**How to complete this task**: What you give back should match the entries below character for character.

**Material supplied**:

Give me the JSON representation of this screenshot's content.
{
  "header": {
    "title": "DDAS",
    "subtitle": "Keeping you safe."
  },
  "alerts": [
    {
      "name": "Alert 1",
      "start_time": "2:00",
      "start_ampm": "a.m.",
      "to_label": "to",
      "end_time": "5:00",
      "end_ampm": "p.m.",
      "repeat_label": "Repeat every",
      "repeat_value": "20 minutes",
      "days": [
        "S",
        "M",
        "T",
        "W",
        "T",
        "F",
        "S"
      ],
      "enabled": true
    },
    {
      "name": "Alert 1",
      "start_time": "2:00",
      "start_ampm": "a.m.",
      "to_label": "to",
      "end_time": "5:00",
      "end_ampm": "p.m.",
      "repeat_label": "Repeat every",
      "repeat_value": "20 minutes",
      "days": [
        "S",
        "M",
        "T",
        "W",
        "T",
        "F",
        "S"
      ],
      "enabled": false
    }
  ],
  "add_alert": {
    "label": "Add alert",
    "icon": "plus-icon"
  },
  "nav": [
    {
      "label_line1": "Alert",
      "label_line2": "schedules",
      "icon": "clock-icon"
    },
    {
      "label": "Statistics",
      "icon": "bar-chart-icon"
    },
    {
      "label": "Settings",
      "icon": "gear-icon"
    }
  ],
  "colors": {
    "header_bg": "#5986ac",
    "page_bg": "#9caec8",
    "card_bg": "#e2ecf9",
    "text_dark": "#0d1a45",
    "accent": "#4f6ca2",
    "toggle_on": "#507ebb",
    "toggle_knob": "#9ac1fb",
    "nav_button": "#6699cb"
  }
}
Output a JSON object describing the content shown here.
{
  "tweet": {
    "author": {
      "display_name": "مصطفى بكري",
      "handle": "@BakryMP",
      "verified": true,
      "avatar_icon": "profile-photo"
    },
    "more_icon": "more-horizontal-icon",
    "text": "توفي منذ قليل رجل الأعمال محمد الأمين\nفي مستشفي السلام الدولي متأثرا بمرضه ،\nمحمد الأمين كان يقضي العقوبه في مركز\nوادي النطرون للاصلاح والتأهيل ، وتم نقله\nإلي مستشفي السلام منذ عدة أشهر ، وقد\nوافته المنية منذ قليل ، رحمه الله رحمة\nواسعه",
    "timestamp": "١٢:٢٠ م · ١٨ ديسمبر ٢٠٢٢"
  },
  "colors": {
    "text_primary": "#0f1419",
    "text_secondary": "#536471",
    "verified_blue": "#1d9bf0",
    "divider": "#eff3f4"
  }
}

**Answer**:
Give me the JSON representation of this screenshot's content.
{
  "header": {
    "title": "DDAS",
    "subtitle": "Keeping you safe."
  },
  "alerts": [
    {
      "name": "Alert 1",
      "start_time": "2:00",
      "start_ampm": "a.m.",
      "to_label": "to",
      "end_time": "5:00",
      "end_ampm": "p.m.",
      "repeat_label": "Repeat every",
      "repeat_value": "20 minutes",
      "days": [
        "S",
        "M",
        "T",
        "W",
        "T",
        "F",
        "S"
      ],
      "enabled": true
    },
    {
      "name": "Alert 1",
      "start_time": "2:00",
      "start_ampm": "a.m.",
      "to_label": "to",
      "end_time": "5:00",
      "end_ampm": "p.m.",
      "repeat_label": "Repeat every",
      "repeat_value": "20 minutes",
      "days": [
        "S",
        "M",
        "T",
        "W",
        "T",
        "F",
        "S"
      ],
      "enabled": false
    }
  ],
  "add_alert": {
    "label": "Add alert",
    "icon": "plus-icon"
  },
  "nav": [
    {
      "label_line1": "Alert",
      "label_line2": "schedules",
      "icon": "clock-icon"
    },
    {
      "label": "Statistics",
      "icon": "bar-chart-icon"
    },
    {
      "label": "Settings",
      "icon": "gear-icon"
    }
  ],
  "colors": {
    "header_bg": "#5986ac",
    "page_bg": "#9caec8",
    "card_bg": "#e2ecf9",
    "text_dark": "#0d1a45",
    "accent": "#4f6ca2",
    "toggle_on": "#507ebb",
    "toggle_knob": "#9ac1fb",
    "nav_button": "#6699cb"
  }
}
Output a JSON object describing the content shown here.
{
  "tweet": {
    "author": {
      "display_name": "مصطفى بكري",
      "handle": "@BakryMP",
      "verified": true,
      "avatar_icon": "profile-photo"
    },
    "more_icon": "more-horizontal-icon",
    "text": "توفي منذ قليل رجل الأعمال محمد الأمين\nفي مستشفي السلام الدولي متأثرا بمرضه ،\nمحمد الأمين كان يقضي العقوبه في مركز\nوادي النطرون للاصلاح والتأهيل ، وتم نقله\nإلي مستشفي السلام منذ عدة أشهر ، وقد\nوافته المنية منذ قليل ، رحمه الله رحمة\nواسعه",
    "timestamp": "١٢:٢٠ م · ١٨ ديسمبر ٢٠٢٢"
  },
  "colors": {
    "text_primary": "#0f1419",
    "text_secondary": "#536471",
    "verified_blue": "#1d9bf0",
    "divider": "#eff3f4"
  }
}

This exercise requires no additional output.